UPDATE 28/10/2021 - The Department for Business, Energy and Industrial Strategy has announced £75m of funding for the preservation of the UK’s nuclear fuel production capability following the Spending Review. My thanks go to all those at Westinghouse, in Government and representing trade unions who have fought so hard to secure this vital package
Fylde has a long and proud history supporting the UK nuclear sector with the highly-skilled work of manufacturing fuels taking place at Springfields near Salwick.
There are many skilled and dedicated people working on the Springfields site. I want to ensure those jobs and unique talents are retained and we build on the work which has been carried out at Springfields for decades, supporting UK energy security for years to come.
Springfields not just a nuclear fuel manufacturing plant - it is the United Kingdom’s only nuclear fuel manufacturing plant, so by any definition that makes it a key UK strategic asset. Over 800 people are employed directly with the wider supply chain employing countless thousands more. The Government estimates indicate that fuel fabrication facilities in the north-west support over 4,000 direct and indirect jobs.
Among these employees, roughly a third of those who work on site began their career as apprentices, jumping at the chance of what were jobs for life, as 2,000 people have done since apprenticeship schemes started at Springfields 71 years ago.
It is clear to me Nuclear power will be a key element in the UKs transition to a net-zero economy. It's clean and it's green and alongside renewables new nuclear is a big part of our future. As we look to build towards that low-carbon future, with the backdrop of an ever more uncertain world, we must also strengthen our energy security. Sovereign manufacturing capability must be at the heart of that. It is simply inconceivable that in the thriving nuclear industry of the future, we may be reliant on overseas markets for the core parts of our reactor supply chain.
But with legacy nuclear plants closing down as they reach the end of their lives we need to ensure there is work for Springfields in the near future. In the short term, to cope with the drop-off in demand, Springfields needs to find sources of income to support continued work and employment. To date, the redundancies have been voluntary, but that will likely not be the case going forward for employees, management and the unions. I am pleased to have worked constructively with unions Unite and Prospect who have engaged on a cross-party basis to represent the interests of their workforce. I have corresponded with constituents working on site, who have made their feelings clear. Some other opportunities in the wider nuclear sector are also proposed, such as decommissioning, but the site’s unique selling point is its ability to produce nuclear fuel, and that must be protected.
In September I called a debate in Parliament on this important issue and secured vital assurances from Ministers who stated the strategic importance of maintaining our sovereign fuel manufacturing capability and recognised the importance of maintaining and developing the skilled workforce, which will be critical to delivering our net zero ambitions. There is a commitment from Government and beyond to leave no stone unturned in response to these unique challenges. I wish to ensure we deliver together for the local workforce and for UK energy security.
Workers at Springfields continue to have my backing but we need to find solutions to plug the gap between the decommissioning of legacy reactors and new nuclear coming online.

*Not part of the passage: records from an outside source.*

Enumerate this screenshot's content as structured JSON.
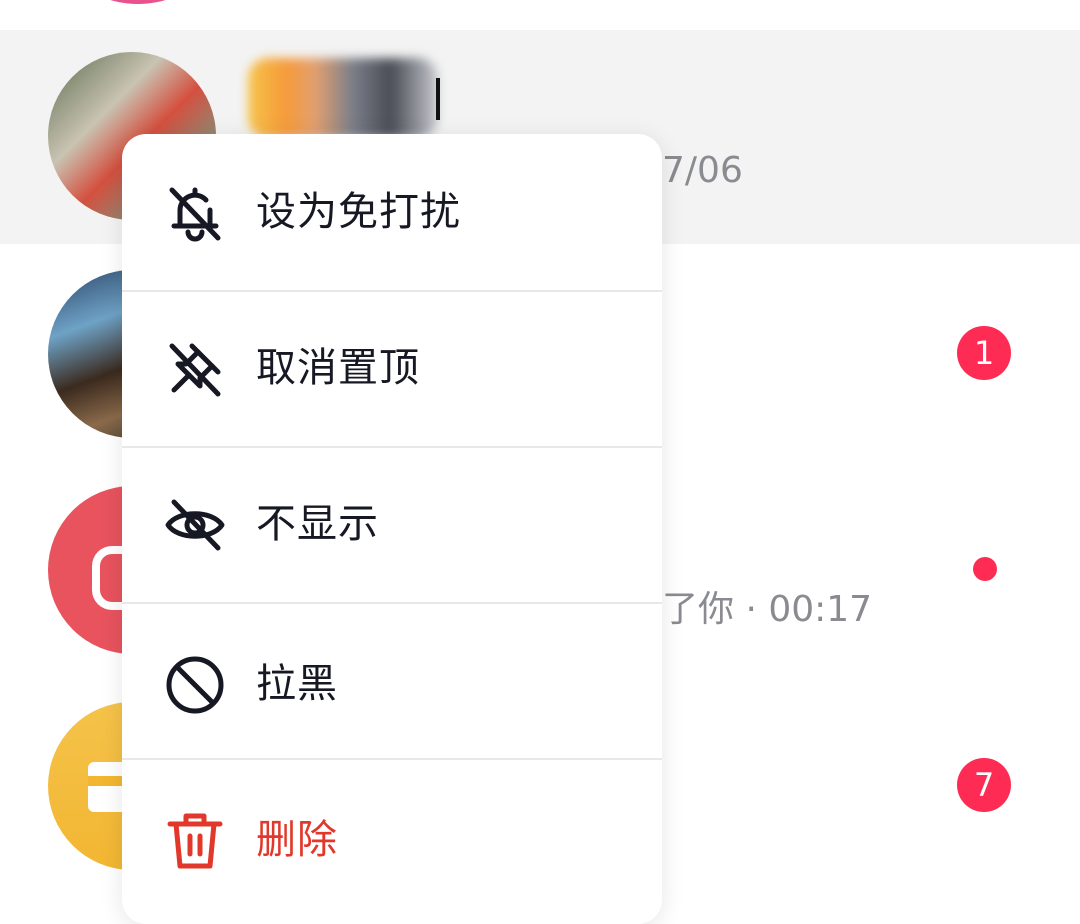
{
  "chat_list": {
    "rows": [
      {
        "meta": "7/06"
      },
      {
        "badge": "1"
      },
      {
        "meta": "了你 · 00:17",
        "unread_dot": true
      },
      {
        "badge": "7"
      }
    ]
  },
  "context_menu": {
    "items": [
      {
        "label": "设为免打扰",
        "icon": "bell-off-icon"
      },
      {
        "label": "取消置顶",
        "icon": "unpin-icon"
      },
      {
        "label": "不显示",
        "icon": "eye-off-icon"
      },
      {
        "label": "拉黑",
        "icon": "block-icon"
      },
      {
        "label": "删除",
        "icon": "trash-icon",
        "color": "#e2382b"
      }
    ]
  },
  "colors": {
    "badge": "#fe2c55",
    "danger": "#e2382b",
    "highlight_row": "#f3f3f3"
  }
}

I continue to liaise with unions, Government officials and all those who have an interest in Springfields, most recently meeting with representatives of Westinghouse, the US Embassy and Energy Minister Greg Hands to press the case for investment and innovation to ensure short-term challenges don't lead to a future skills gap and missed opportunities.